Bolstered by a "new realism," Great Britain has recovered its "confidence and self-respect" and is beginning a march to economic recovery, 'according to the new British ambassador, Peter Jay.
In an upbeat assessment to the National Press Club yesterday, Jay said: "Although you can't fine-tune the re-entry into reality, I give you fair warning that we're 'back in business' in Britain."
Jay, who until has appointment was the economics editor of the Times of London, said that Labor Government policy had brought the budget deficit under control, reversed the collapse of the British stock market and, with the help of North Sea oil, would produce a balance of payments surplus.
With the pound sterling once again strong, he said that "British reserves are so large as to be embarrassing."
In response to a question, Jay said that none of this is inconsistent with his earlier writings which questioned the basic stability of Great Britain and other western democracies. The persistence of unemployment and inflation still requires "fundamental rethinking" of oil theories of capital-labor relationships, he said.
But he based his relative optimism on the fact that, "having touched bottom first, we also have thought harder about the kind of changes that are needed." On the other hand, he cautioned, "the problems of decades" won't be solved overnight.
Jay claimed that the "new leadership" in Great Britain, one that "prefers facts to fancies," has to desire "to go back to an unmanageable past." He cited the government's stand against wage demands by assistant air traffic controllers at Heathrow airport as an example of a tough new attitude.
He said this represented a "change of heart" from the early 1970s. "In 1973 to 1975. we came to the brink, and we didn't like what we saw," Jay said. Part of the new realism includes giving up "the illusory role of global power," although there is a willingness to help in Third World problems" without any lingering pretensions beyond our means," he added.
Jay succeeded the popular Peter Ramsbotham, now governor general of Bermuda. Jay's appointment created a minor storm in Great Britain because the ex-journalist, who had no prior diplomatic experience, is the son-in-law of prime Minister James Callaghan.

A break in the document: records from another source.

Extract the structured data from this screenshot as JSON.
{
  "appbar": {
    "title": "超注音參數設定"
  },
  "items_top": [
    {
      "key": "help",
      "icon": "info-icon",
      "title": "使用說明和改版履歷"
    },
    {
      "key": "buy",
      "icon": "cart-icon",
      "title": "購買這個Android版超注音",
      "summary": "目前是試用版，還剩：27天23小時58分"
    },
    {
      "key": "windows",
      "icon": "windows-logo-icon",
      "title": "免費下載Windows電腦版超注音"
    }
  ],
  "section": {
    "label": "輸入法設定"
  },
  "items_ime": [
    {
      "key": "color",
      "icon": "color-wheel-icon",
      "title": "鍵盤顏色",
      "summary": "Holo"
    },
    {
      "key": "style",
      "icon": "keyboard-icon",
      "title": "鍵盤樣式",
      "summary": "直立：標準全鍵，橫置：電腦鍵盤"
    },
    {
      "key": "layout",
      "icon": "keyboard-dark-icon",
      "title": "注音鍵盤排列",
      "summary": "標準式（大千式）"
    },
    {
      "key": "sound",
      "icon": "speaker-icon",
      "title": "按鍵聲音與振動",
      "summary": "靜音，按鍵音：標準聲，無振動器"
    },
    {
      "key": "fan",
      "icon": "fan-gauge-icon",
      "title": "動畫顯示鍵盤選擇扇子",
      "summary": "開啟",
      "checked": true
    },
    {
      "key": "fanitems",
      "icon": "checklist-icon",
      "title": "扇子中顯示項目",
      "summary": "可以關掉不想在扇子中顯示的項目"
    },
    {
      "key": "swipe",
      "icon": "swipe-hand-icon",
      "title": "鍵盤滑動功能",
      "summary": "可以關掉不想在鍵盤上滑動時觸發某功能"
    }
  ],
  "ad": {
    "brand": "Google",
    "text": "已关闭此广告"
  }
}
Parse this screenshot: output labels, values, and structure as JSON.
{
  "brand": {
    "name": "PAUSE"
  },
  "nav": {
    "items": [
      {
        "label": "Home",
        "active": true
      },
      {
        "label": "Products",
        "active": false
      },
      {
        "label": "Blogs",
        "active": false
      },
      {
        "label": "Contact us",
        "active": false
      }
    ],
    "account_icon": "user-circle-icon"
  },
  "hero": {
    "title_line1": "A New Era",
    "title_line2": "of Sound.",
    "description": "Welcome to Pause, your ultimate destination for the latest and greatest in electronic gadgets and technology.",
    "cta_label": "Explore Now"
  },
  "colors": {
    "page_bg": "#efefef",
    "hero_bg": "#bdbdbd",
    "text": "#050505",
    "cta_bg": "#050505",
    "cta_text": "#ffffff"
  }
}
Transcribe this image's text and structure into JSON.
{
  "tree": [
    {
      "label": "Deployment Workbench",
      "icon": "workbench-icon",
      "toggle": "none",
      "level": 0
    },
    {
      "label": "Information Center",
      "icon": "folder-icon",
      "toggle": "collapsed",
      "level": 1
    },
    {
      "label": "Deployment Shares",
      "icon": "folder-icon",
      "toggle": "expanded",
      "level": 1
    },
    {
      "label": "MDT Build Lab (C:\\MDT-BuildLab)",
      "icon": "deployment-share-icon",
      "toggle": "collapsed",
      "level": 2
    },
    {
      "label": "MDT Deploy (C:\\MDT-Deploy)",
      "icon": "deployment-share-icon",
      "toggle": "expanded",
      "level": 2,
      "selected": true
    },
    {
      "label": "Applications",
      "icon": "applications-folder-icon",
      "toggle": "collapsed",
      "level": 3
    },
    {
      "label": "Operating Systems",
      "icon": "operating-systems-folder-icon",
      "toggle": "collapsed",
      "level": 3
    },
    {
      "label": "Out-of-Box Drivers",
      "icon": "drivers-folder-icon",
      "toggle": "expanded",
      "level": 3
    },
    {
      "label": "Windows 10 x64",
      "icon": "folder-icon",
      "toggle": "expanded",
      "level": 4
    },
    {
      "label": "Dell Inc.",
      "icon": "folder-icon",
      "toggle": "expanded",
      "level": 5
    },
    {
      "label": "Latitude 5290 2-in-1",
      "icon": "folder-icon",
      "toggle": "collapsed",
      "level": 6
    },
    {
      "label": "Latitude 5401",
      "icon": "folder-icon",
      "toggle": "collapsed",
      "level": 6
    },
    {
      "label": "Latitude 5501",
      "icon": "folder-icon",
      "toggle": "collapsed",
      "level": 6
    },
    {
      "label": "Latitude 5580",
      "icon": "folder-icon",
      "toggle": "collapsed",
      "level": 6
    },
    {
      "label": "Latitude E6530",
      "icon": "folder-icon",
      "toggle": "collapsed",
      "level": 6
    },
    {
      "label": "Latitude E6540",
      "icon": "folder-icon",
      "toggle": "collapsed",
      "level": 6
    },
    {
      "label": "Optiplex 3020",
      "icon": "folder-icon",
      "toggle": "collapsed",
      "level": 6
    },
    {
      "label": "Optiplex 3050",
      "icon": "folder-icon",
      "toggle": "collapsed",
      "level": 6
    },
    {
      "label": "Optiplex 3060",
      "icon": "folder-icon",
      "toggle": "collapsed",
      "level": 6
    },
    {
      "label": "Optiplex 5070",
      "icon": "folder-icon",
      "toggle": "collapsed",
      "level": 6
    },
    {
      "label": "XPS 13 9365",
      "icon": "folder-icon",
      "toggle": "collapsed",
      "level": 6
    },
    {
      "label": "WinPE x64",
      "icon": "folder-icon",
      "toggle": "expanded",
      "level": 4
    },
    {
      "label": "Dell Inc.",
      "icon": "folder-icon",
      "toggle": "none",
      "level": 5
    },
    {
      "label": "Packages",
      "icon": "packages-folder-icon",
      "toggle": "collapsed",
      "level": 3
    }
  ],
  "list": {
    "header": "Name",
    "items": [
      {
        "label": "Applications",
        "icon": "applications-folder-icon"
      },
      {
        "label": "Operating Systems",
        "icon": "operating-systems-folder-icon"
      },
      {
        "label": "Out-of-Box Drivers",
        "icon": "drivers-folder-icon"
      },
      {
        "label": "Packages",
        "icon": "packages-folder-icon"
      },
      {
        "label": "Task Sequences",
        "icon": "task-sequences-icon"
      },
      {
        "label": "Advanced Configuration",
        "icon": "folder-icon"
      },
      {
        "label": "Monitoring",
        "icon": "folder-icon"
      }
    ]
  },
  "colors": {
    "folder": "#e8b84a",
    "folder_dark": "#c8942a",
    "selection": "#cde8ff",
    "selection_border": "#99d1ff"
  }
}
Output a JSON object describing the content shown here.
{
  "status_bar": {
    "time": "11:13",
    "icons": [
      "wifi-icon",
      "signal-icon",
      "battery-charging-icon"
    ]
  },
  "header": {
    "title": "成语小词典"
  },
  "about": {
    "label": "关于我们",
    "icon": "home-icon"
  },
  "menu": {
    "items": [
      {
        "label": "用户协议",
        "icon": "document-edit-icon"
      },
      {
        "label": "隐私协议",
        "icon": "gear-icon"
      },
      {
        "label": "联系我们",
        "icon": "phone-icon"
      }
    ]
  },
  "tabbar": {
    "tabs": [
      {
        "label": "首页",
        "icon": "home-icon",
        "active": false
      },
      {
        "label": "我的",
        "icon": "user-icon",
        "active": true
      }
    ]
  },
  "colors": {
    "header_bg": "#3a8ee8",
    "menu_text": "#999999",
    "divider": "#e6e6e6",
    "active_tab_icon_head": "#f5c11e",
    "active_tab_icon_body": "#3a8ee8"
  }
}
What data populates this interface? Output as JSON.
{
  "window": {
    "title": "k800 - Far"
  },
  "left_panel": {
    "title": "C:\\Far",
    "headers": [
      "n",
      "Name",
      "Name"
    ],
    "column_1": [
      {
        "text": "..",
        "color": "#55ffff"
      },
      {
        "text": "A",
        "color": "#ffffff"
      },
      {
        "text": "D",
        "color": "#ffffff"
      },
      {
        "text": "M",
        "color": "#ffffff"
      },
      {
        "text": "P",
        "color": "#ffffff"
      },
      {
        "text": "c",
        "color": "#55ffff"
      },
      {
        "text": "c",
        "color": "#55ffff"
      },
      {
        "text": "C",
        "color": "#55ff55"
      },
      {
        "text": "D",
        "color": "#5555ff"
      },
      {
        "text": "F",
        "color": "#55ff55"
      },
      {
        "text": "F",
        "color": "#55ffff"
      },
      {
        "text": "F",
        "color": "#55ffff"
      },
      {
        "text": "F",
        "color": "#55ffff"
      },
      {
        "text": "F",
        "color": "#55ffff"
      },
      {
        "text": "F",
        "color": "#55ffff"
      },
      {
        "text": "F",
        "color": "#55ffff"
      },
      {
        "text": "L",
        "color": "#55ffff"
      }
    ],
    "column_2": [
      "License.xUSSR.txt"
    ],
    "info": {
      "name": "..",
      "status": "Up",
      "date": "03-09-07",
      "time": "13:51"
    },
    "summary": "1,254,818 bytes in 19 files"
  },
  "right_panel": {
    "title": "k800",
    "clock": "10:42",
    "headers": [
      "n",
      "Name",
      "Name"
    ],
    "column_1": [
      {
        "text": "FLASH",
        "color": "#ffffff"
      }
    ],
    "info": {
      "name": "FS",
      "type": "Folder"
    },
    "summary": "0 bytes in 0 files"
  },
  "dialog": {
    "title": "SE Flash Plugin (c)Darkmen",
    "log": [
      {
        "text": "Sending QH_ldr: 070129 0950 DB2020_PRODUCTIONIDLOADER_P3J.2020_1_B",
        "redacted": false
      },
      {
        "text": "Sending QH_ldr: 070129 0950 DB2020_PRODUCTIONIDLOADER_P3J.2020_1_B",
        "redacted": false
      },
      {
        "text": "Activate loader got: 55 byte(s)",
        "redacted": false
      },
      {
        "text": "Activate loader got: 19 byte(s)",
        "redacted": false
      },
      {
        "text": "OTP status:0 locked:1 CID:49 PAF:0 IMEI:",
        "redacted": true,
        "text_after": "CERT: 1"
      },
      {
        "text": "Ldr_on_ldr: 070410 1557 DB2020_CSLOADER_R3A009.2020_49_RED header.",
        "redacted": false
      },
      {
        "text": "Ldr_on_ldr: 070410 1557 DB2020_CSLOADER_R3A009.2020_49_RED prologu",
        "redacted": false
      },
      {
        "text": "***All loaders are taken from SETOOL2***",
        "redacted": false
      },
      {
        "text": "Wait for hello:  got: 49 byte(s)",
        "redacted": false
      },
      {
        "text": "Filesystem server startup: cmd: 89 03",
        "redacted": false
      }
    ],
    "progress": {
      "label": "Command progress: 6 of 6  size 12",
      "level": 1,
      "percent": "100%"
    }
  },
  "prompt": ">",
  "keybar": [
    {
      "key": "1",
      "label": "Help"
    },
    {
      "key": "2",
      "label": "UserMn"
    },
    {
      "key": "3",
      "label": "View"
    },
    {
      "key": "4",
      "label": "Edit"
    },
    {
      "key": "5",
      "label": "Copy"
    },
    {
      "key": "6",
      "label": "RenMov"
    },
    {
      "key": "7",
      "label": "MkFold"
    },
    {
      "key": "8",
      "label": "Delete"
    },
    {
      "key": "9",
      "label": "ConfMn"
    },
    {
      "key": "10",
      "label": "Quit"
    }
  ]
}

Asked yesterday how his "role" would differ from Ramsbotham's. Jay praised his predecessor as "one of the greatest ambassadors," and added: "I shall do my own thing, and hope it will be successful."